> _TASK DIRECTIONS_: What you return must be the data below, word for word, without any images.

Records contained in a dataset:
-- Opening Marker --

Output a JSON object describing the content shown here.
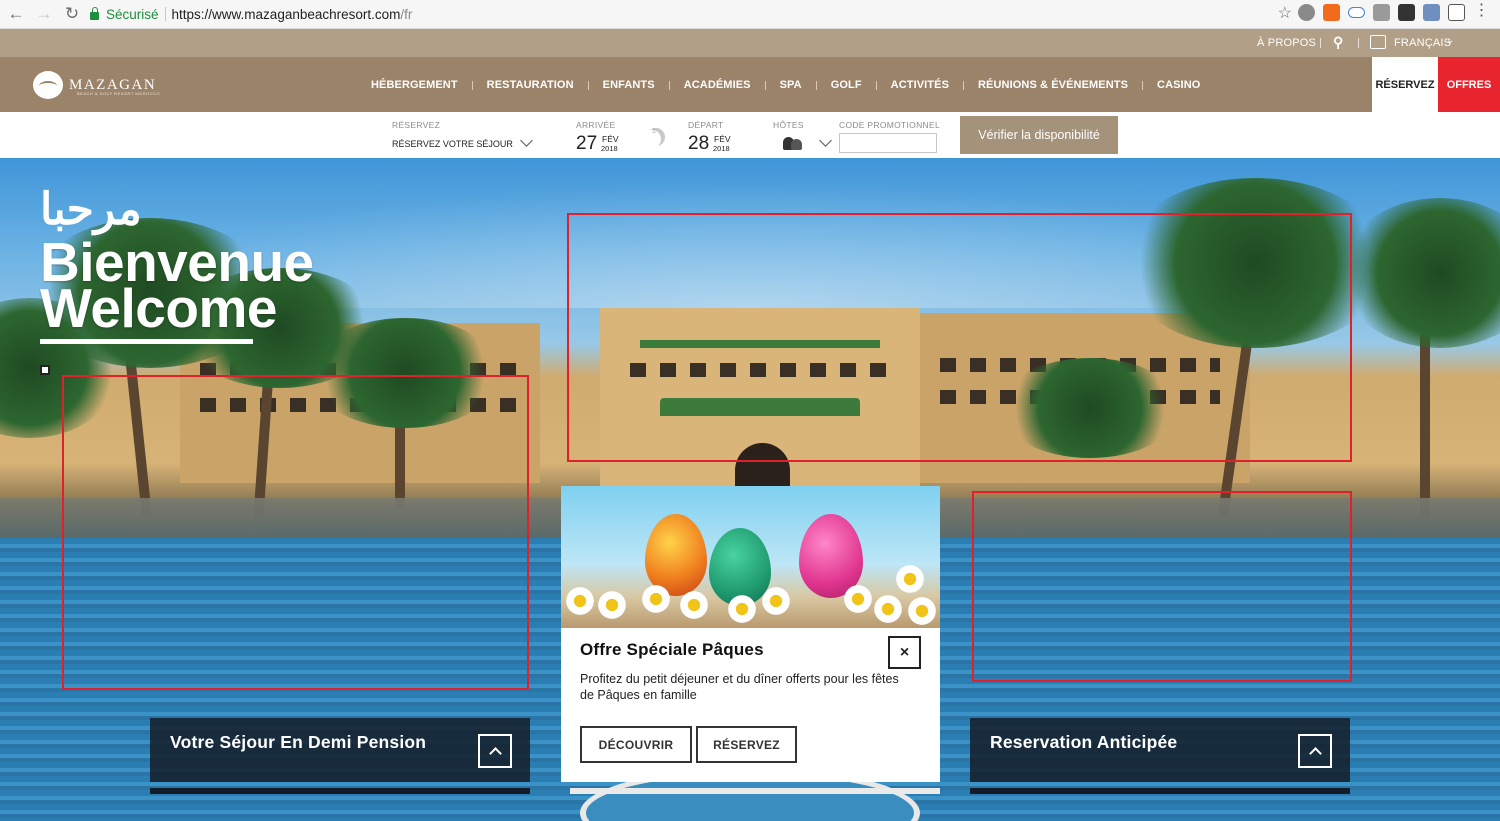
{
  "browser": {
    "secure_label": "Sécurisé",
    "url_host": "https://www.mazaganbeachresort.com",
    "url_path": "/fr"
  },
  "topbar": {
    "about": "À PROPOS",
    "language": "FRANÇAIS"
  },
  "nav": {
    "brand": "MAZAGAN",
    "brand_tagline": "BEACH & GOLF RESORT  MOROCCO",
    "items": [
      "HÉBERGEMENT",
      "RESTAURATION",
      "ENFANTS",
      "ACADÉMIES",
      "SPA",
      "GOLF",
      "ACTIVITÉS",
      "RÉUNIONS & ÉVÉNEMENTS",
      "CASINO"
    ],
    "reserve": "RÉSERVEZ",
    "offers": "OFFRES"
  },
  "booking": {
    "reserve_label": "RÉSERVEZ",
    "reserve_value": "RÉSERVEZ VOTRE SÉJOUR",
    "arrival_label": "ARRIVÉE",
    "arrival_day": "27",
    "arrival_month": "FÉV",
    "arrival_year": "2018",
    "nights": "1",
    "departure_label": "DÉPART",
    "departure_day": "28",
    "departure_month": "FÉV",
    "departure_year": "2018",
    "guests_label": "HÔTES",
    "promo_label": "CODE PROMOTIONNEL",
    "promo_value": "",
    "verify_button": "Vérifier la disponibilité"
  },
  "hero": {
    "arabic": "مرحبا",
    "welcome_fr": "Bienvenue",
    "welcome_en": "Welcome"
  },
  "cards": {
    "left_title": "Votre Séjour En Demi Pension",
    "right_title": "Reservation Anticipée"
  },
  "popup": {
    "title": "Offre Spéciale Pâques",
    "description": "Profitez du petit déjeuner et du dîner offerts pour les fêtes de Pâques en famille",
    "close": "×",
    "discover_button": "DÉCOUVRIR",
    "reserve_button": "RÉSERVEZ"
  },
  "colors": {
    "nav_brown": "#9b836a",
    "topbar_tan": "#b29f87",
    "offers_red": "#e8252e",
    "verify_button": "#a4927a",
    "frame_red": "#e0202a"
  }
}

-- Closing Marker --

> _TASK RESULT_:
Output a JSON object describing the content shown here.
{
  "browser": {
    "secure_label": "Sécurisé",
    "url_host": "https://www.mazaganbeachresort.com",
    "url_path": "/fr"
  },
  "topbar": {
    "about": "À PROPOS",
    "language": "FRANÇAIS"
  },
  "nav": {
    "brand": "MAZAGAN",
    "brand_tagline": "BEACH & GOLF RESORT  MOROCCO",
    "items": [
      "HÉBERGEMENT",
      "RESTAURATION",
      "ENFANTS",
      "ACADÉMIES",
      "SPA",
      "GOLF",
      "ACTIVITÉS",
      "RÉUNIONS & ÉVÉNEMENTS",
      "CASINO"
    ],
    "reserve": "RÉSERVEZ",
    "offers": "OFFRES"
  },
  "booking": {
    "reserve_label": "RÉSERVEZ",
    "reserve_value": "RÉSERVEZ VOTRE SÉJOUR",
    "arrival_label": "ARRIVÉE",
    "arrival_day": "27",
    "arrival_month": "FÉV",
    "arrival_year": "2018",
    "nights": "1",
    "departure_label": "DÉPART",
    "departure_day": "28",
    "departure_month": "FÉV",
    "departure_year": "2018",
    "guests_label": "HÔTES",
    "promo_label": "CODE PROMOTIONNEL",
    "promo_value": "",
    "verify_button": "Vérifier la disponibilité"
  },
  "hero": {
    "arabic": "مرحبا",
    "welcome_fr": "Bienvenue",
    "welcome_en": "Welcome"
  },
  "cards": {
    "left_title": "Votre Séjour En Demi Pension",
    "right_title": "Reservation Anticipée"
  },
  "popup": {
    "title": "Offre Spéciale Pâques",
    "description": "Profitez du petit déjeuner et du dîner offerts pour les fêtes de Pâques en famille",
    "close": "×",
    "discover_button": "DÉCOUVRIR",
    "reserve_button": "RÉSERVEZ"
  },
  "colors": {
    "nav_brown": "#9b836a",
    "topbar_tan": "#b29f87",
    "offers_red": "#e8252e",
    "verify_button": "#a4927a",
    "frame_red": "#e0202a"
  }
}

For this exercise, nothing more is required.